“After 18 months of operating Fortnite on Android outside of the Google Play Store, we’ve come to a basic realization,” reads Epic’s statement. “Google puts software downloadable outside of Google Play at a disadvantage, through technical and business measures such as scary, repetitive security pop-ups for downloaded and updated software, restrictive manufacturer and carrier agreements and dealings, Google public relations characterizing third-party software sources as malware, and new efforts such as Google Play Protect to outright block software obtained outside the Google Play store,” said Epic Games on bringing Fortnite to the platform. Also Read - Fortnite Chapter 2 - Season 2 expected to launch on February 20
Watch: Secret Android Features you didn’t know about
Google Play Store to get 30 percent cut of in-game purchases
Releasing Fortnite through the official channel, Epic Games still has another issue. The developers must also now pay Google the 30 percent cut on all in-app purchases made by users. Epic Games CEO Tim Sweeney is one of many vocal figures fighting against the 30 percent cut which he believes is unfair. There are many developers out there critical of both the Apple App Store and the Google Play Store for charging an extra cut, making use of their leverage in the market. Also Read - Fortnite now runs at 120 frames per second on Apple iPad Pro

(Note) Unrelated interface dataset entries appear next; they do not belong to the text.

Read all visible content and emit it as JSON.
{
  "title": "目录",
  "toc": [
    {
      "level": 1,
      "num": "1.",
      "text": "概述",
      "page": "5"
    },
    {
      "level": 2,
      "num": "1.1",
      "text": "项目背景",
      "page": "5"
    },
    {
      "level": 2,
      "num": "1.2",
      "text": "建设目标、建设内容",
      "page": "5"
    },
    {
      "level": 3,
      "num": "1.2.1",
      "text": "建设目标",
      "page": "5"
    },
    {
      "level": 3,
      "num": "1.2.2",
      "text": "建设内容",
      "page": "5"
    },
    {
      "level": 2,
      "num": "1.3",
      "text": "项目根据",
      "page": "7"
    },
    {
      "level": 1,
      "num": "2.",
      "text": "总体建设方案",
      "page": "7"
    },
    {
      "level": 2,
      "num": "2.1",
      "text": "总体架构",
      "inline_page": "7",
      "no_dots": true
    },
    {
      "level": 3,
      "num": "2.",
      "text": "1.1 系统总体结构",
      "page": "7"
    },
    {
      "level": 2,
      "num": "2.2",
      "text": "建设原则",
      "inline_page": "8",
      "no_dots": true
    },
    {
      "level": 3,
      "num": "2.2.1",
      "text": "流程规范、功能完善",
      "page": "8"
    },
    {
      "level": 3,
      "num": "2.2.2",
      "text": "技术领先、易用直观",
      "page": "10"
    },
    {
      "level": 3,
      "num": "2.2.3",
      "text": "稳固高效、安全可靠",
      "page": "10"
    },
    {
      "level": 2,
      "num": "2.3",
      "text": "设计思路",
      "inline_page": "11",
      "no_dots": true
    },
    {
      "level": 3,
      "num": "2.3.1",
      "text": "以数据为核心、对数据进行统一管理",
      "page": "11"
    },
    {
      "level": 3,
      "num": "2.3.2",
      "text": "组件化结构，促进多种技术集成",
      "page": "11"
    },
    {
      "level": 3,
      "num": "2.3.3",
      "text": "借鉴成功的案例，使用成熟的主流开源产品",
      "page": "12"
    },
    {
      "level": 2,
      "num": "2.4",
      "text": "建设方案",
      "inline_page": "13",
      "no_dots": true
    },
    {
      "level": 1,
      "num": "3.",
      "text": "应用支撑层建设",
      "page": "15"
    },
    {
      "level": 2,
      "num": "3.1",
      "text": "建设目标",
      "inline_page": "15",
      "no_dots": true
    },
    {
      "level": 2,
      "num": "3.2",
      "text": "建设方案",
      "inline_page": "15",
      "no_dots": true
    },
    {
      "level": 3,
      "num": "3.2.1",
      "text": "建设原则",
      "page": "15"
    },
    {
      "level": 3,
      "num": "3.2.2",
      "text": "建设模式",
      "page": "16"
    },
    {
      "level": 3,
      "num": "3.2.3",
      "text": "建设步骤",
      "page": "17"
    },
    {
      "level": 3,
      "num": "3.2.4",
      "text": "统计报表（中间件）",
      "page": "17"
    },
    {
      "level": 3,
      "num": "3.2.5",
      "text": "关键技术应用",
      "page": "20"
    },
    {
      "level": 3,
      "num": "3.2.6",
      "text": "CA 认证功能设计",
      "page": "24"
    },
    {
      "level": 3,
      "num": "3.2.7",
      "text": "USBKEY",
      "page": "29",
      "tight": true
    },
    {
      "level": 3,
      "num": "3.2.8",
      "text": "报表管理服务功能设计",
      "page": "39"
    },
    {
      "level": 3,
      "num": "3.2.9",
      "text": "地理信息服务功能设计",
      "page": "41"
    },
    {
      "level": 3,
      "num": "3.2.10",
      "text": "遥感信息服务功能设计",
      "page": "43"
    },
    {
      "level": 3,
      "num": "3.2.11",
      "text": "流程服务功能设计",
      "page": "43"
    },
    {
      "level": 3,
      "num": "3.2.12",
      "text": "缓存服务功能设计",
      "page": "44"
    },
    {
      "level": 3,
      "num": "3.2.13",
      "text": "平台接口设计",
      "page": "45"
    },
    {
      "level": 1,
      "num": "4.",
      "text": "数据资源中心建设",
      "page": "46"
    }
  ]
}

“The 30 percent store tax is a high cost in a world where game developers’ 70 percent must cover all the cost of developing, operating, and supporting their games,” said Sweeney back in August 2018. Now, despite launching Fortnite on the Play Store, his thoughts remain the same. “We hope that Google will revise its policies and business dealings in the near future, so that all developers are free to reach and engage in commerce with customers on Android and in the Play Store through open services, including payment services, that can compete on a level playing field,” added Sweeney.